[Element data from apps and pages]
*** Block opens ***

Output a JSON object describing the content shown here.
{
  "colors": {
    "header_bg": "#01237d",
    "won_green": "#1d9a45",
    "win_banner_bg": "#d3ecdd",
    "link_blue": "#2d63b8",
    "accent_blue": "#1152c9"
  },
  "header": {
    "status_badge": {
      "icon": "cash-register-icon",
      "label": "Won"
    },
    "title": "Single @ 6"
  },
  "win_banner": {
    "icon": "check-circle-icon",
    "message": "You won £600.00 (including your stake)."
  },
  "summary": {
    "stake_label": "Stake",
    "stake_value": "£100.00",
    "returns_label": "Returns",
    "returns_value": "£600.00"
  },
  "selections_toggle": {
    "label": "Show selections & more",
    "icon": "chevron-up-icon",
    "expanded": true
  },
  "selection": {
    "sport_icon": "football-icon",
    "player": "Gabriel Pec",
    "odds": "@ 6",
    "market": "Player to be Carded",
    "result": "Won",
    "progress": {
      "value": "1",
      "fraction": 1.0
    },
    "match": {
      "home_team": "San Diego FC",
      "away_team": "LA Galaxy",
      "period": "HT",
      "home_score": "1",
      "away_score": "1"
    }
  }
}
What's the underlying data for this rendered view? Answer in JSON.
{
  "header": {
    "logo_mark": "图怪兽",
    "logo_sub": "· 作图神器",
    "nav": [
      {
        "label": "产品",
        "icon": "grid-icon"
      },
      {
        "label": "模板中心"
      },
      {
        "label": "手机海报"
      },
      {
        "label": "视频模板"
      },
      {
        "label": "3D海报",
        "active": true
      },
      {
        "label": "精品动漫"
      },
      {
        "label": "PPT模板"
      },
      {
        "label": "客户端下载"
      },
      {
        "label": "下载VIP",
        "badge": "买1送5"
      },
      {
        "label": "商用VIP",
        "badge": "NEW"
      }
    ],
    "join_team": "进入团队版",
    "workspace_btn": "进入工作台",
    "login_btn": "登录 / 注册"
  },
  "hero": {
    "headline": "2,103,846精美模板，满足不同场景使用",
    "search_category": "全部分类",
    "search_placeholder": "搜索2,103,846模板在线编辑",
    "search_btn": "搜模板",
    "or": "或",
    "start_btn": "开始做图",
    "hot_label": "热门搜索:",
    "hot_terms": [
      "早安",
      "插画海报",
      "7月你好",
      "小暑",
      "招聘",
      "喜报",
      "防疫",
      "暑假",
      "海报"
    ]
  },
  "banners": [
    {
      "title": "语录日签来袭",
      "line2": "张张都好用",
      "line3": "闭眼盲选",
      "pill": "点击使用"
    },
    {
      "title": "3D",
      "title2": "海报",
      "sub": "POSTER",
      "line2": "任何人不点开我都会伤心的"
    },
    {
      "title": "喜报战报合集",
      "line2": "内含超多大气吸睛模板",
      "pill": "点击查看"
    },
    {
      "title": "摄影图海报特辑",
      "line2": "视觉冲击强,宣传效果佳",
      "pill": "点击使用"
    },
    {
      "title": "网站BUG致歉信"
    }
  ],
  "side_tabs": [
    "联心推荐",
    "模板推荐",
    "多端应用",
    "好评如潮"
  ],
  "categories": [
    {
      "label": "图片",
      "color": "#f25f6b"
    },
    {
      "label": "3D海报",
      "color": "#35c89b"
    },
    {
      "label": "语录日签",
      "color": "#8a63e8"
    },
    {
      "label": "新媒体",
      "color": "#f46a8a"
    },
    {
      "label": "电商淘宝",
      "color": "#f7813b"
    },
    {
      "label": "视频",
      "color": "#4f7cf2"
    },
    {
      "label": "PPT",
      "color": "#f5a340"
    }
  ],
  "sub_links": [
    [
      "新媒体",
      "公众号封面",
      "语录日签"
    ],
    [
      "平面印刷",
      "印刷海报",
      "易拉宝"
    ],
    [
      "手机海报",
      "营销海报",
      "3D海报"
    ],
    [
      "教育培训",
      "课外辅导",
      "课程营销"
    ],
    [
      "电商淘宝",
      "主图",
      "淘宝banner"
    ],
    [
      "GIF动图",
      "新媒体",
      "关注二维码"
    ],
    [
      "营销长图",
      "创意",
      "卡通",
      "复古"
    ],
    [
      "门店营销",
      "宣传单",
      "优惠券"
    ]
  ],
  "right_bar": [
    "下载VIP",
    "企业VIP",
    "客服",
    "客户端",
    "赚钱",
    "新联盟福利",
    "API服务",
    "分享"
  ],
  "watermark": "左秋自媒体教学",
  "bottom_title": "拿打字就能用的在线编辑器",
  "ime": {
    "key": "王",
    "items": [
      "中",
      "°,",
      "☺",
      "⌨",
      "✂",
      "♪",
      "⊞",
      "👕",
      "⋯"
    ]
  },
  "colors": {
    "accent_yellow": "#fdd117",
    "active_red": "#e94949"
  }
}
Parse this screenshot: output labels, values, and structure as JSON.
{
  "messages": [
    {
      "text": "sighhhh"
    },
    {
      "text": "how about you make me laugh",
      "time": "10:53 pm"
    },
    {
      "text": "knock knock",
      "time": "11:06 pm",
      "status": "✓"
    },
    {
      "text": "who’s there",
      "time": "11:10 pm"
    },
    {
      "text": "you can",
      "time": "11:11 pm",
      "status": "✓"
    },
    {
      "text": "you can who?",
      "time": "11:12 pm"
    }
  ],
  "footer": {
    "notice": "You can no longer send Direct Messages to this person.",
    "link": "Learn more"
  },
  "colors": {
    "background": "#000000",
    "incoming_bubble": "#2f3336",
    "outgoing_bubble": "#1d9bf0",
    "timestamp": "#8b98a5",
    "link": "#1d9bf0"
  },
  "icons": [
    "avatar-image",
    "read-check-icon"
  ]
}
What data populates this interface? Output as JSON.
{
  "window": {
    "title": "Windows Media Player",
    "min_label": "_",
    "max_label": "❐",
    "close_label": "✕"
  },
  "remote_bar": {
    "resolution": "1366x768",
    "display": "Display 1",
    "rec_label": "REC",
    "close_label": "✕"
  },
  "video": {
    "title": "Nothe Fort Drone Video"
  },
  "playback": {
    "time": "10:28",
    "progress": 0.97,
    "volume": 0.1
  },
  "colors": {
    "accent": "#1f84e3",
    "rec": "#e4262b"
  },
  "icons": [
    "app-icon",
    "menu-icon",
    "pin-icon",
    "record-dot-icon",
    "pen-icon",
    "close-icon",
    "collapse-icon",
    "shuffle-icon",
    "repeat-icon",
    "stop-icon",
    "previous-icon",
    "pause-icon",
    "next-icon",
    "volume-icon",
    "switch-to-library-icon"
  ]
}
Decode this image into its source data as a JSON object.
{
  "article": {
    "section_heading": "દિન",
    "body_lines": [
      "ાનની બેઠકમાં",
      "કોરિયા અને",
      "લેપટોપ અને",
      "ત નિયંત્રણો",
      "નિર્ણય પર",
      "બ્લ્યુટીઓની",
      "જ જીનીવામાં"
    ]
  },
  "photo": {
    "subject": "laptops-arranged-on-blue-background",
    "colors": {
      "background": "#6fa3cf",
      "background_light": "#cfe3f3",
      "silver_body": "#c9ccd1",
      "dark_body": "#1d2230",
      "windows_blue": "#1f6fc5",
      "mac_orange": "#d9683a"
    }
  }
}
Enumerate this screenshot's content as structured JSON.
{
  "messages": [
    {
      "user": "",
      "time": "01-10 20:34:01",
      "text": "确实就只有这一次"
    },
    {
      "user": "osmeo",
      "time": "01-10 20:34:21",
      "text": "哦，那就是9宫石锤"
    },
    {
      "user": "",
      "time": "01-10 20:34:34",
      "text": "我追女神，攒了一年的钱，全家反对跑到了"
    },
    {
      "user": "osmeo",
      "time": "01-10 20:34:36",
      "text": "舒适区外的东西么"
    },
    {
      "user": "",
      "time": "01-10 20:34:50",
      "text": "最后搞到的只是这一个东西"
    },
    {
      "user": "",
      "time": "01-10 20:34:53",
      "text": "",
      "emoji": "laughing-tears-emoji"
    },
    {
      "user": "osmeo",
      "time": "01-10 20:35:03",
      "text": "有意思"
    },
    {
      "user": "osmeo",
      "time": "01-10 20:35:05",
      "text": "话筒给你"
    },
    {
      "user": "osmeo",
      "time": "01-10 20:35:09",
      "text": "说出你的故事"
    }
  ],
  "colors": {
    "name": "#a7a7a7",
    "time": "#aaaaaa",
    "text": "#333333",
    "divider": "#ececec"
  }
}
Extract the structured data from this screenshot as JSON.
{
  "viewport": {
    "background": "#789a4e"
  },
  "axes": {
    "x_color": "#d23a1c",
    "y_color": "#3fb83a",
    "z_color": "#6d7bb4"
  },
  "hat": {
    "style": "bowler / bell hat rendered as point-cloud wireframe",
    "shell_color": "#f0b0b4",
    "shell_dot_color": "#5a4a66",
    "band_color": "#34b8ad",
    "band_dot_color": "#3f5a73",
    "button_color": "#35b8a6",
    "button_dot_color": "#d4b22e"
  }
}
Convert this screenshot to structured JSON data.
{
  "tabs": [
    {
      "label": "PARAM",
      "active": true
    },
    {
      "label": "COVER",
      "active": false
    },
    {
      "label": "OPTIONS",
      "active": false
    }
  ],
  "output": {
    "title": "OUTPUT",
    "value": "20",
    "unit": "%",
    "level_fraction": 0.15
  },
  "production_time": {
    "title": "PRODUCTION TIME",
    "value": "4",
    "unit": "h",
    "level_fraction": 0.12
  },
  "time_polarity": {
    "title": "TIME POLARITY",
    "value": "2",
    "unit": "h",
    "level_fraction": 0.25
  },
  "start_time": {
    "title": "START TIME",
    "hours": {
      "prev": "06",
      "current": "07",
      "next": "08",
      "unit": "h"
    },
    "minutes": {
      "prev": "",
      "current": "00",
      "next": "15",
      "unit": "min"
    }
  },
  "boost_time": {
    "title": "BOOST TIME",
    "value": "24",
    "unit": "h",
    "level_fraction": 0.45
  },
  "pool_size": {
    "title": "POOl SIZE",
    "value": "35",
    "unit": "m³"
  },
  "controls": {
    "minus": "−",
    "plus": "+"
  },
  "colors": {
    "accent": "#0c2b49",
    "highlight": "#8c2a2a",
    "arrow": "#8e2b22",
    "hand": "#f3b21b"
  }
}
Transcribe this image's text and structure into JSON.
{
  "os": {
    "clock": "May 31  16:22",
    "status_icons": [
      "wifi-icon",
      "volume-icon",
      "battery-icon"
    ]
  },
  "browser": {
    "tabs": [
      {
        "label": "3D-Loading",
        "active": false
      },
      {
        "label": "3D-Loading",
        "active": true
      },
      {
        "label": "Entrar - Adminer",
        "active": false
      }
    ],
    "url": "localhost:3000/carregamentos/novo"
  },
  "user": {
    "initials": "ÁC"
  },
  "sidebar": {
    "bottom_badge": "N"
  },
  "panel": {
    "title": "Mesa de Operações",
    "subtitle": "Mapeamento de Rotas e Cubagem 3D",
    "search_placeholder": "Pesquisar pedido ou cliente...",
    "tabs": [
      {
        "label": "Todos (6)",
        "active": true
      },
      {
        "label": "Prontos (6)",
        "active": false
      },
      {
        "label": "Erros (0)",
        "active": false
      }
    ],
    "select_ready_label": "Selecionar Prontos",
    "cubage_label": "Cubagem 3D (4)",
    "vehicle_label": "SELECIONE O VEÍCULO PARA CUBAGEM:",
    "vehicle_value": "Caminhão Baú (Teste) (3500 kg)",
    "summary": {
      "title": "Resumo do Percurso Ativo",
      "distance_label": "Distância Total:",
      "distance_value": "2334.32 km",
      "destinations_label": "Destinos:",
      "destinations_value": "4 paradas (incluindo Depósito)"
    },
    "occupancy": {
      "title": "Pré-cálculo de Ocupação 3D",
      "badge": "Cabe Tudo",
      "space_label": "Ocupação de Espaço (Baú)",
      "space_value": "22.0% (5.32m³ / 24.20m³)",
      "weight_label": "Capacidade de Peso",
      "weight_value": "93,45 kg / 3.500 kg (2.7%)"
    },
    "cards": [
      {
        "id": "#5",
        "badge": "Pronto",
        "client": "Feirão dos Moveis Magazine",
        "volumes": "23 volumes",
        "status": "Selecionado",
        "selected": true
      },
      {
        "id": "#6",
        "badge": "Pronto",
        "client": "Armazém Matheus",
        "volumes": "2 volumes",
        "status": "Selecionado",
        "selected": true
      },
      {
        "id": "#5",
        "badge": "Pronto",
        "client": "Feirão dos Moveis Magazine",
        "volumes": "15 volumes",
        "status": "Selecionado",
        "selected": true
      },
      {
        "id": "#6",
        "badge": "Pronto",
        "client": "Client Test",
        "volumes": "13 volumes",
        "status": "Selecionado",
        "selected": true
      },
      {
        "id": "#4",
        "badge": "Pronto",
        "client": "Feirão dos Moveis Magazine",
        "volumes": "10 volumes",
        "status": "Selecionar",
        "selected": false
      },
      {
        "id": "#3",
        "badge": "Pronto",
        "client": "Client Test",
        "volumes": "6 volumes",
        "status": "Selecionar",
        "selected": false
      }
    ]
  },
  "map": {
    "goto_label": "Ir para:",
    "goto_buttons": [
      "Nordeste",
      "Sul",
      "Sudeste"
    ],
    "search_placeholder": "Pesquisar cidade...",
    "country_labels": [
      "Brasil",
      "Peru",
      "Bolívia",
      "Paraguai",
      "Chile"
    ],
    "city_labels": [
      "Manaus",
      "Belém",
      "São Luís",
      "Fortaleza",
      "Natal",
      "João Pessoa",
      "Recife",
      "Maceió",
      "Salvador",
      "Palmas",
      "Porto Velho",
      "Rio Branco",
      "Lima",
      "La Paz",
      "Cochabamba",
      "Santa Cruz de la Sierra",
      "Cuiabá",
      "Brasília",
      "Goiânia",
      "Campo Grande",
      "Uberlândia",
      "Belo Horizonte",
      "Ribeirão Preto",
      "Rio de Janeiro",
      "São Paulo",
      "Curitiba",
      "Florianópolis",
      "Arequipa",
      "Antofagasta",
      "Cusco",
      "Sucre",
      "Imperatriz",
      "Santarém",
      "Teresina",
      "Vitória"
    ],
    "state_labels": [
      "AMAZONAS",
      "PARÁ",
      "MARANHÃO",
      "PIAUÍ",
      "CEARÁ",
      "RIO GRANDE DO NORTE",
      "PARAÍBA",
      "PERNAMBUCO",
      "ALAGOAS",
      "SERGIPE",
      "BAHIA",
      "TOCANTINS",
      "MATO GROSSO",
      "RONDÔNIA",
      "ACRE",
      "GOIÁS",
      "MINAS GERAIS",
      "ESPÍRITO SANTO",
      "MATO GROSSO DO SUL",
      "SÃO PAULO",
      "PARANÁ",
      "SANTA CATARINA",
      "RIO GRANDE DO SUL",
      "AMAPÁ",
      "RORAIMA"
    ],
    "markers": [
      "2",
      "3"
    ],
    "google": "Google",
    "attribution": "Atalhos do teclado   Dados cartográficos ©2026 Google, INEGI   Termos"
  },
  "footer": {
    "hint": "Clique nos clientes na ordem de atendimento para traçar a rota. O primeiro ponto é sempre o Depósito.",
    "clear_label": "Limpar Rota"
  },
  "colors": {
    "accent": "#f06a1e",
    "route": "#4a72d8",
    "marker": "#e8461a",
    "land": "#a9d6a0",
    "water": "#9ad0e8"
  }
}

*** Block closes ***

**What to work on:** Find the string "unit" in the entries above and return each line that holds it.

**Output for this exercise:**
    "unit": "%",
    "unit": "h",
    "unit": "h",
      "unit": "h"
      "unit": "min"
    "unit": "h",
    "unit": "m³"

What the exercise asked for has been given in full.